[Opening GIVEN ENTRIES section]

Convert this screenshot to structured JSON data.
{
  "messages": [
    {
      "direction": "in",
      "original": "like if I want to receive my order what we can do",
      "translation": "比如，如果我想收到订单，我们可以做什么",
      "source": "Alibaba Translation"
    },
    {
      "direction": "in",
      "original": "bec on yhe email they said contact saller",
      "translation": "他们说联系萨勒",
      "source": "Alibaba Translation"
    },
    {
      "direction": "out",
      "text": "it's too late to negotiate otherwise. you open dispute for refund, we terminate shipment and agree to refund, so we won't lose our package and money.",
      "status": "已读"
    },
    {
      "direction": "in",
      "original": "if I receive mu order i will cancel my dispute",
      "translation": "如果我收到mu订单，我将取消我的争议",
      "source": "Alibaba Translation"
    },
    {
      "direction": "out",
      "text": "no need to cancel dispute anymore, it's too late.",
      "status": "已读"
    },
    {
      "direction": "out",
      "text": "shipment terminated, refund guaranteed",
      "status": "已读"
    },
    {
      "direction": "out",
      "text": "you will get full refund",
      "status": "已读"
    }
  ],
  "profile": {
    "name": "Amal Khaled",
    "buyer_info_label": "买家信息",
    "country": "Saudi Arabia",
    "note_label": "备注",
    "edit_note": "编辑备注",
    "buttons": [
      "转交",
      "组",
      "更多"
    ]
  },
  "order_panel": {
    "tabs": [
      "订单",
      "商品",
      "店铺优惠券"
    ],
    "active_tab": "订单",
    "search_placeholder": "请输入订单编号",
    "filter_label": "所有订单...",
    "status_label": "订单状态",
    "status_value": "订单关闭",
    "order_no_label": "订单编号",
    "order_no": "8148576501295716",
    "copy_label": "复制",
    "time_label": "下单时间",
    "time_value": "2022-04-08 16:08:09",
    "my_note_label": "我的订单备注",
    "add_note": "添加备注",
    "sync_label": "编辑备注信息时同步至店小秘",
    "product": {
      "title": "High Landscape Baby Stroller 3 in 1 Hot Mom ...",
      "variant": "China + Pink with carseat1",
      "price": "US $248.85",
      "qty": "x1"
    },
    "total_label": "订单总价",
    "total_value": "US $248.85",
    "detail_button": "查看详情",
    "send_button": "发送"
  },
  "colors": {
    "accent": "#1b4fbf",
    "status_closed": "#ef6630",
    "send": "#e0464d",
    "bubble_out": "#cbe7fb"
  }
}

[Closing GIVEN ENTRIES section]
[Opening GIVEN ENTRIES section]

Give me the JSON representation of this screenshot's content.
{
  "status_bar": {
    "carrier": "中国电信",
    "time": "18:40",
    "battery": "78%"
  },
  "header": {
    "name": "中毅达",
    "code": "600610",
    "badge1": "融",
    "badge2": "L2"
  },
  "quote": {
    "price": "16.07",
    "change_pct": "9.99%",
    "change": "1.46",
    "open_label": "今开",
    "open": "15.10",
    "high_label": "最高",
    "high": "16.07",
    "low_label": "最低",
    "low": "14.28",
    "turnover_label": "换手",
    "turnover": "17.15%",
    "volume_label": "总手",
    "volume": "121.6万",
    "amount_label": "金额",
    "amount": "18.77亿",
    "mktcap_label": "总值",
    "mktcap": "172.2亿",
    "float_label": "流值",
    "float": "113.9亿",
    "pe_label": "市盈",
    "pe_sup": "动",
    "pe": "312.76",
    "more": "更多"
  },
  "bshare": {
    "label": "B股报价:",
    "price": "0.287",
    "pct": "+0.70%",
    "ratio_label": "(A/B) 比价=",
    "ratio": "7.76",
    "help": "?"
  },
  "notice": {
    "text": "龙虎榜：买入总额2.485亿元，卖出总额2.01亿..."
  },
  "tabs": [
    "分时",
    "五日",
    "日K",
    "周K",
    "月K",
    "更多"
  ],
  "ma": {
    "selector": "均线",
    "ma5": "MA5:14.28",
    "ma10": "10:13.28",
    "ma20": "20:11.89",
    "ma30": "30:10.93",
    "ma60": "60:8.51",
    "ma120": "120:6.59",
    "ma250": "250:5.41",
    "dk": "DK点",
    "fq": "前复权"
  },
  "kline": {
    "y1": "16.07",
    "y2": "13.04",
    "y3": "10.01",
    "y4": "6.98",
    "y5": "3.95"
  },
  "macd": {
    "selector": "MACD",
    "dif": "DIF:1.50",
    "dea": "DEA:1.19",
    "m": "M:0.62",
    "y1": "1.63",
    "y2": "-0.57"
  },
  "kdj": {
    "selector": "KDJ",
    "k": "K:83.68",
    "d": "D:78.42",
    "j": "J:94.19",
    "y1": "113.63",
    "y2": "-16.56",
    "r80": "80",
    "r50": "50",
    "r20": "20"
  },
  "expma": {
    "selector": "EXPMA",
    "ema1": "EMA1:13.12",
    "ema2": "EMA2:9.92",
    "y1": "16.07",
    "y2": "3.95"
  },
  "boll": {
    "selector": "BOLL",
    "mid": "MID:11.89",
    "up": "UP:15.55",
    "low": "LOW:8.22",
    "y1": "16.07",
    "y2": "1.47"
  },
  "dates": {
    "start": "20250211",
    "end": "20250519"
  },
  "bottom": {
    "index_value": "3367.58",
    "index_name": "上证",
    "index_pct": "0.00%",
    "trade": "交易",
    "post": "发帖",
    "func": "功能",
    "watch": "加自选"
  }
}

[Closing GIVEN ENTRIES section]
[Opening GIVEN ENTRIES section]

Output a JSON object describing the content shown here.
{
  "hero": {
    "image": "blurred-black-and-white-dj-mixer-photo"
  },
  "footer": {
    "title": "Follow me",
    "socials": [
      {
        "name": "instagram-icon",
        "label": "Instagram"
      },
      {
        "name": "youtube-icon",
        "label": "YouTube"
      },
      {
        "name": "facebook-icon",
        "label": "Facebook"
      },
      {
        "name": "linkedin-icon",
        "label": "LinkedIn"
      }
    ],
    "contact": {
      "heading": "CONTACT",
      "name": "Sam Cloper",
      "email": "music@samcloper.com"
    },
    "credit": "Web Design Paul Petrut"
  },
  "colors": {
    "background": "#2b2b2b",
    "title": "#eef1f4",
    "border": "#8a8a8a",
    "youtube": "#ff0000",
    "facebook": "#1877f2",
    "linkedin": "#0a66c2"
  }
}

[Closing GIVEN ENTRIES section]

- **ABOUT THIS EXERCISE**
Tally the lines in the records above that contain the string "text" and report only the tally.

- **ANSWER BOX**
5